The problem
Using the listing, copy each whole line that features "Jared".

= = = = = = =

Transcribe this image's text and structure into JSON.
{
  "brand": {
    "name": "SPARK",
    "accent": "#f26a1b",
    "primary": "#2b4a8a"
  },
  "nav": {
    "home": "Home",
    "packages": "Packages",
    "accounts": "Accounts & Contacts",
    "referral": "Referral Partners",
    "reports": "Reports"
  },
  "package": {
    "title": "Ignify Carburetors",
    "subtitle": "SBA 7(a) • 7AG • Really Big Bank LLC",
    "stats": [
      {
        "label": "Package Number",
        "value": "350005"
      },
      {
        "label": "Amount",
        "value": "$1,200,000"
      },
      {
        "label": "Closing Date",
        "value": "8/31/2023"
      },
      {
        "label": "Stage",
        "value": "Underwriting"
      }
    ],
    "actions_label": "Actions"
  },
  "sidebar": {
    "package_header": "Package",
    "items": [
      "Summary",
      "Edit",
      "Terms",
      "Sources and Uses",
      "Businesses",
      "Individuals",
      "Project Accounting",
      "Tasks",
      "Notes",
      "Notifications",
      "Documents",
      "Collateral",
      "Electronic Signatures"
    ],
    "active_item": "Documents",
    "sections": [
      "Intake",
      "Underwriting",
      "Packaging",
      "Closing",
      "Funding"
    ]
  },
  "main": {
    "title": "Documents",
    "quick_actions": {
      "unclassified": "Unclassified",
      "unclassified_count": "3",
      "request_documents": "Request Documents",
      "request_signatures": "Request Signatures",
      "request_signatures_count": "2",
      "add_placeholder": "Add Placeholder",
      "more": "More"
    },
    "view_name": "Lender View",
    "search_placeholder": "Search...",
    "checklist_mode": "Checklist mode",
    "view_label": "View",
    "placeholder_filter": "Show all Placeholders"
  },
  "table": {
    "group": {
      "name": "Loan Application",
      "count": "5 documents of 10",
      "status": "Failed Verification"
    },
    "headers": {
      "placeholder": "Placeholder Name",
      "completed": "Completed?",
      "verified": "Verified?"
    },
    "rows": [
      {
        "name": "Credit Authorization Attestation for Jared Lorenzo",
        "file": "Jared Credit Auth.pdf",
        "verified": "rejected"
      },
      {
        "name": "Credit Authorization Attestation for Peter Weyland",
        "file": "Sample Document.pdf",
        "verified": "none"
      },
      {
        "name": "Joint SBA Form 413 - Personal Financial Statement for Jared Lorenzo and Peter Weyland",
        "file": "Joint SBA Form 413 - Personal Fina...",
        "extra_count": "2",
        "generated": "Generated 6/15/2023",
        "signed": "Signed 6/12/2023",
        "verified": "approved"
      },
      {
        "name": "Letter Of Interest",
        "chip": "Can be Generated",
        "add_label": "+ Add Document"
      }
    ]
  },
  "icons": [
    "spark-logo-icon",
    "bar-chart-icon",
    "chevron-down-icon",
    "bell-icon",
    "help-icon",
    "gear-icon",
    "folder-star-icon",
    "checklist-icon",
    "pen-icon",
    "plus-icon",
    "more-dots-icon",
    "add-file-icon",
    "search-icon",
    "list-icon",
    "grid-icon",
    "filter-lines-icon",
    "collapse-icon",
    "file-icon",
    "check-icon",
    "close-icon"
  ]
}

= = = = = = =

Response
        "name": "Credit Authorization Attestation for Jared Lorenzo",
        "file": "Jared Credit Auth.pdf",
        "name": "Joint SBA Form 413 - Personal Financial Statement for Jared Lorenzo and Peter Weyland",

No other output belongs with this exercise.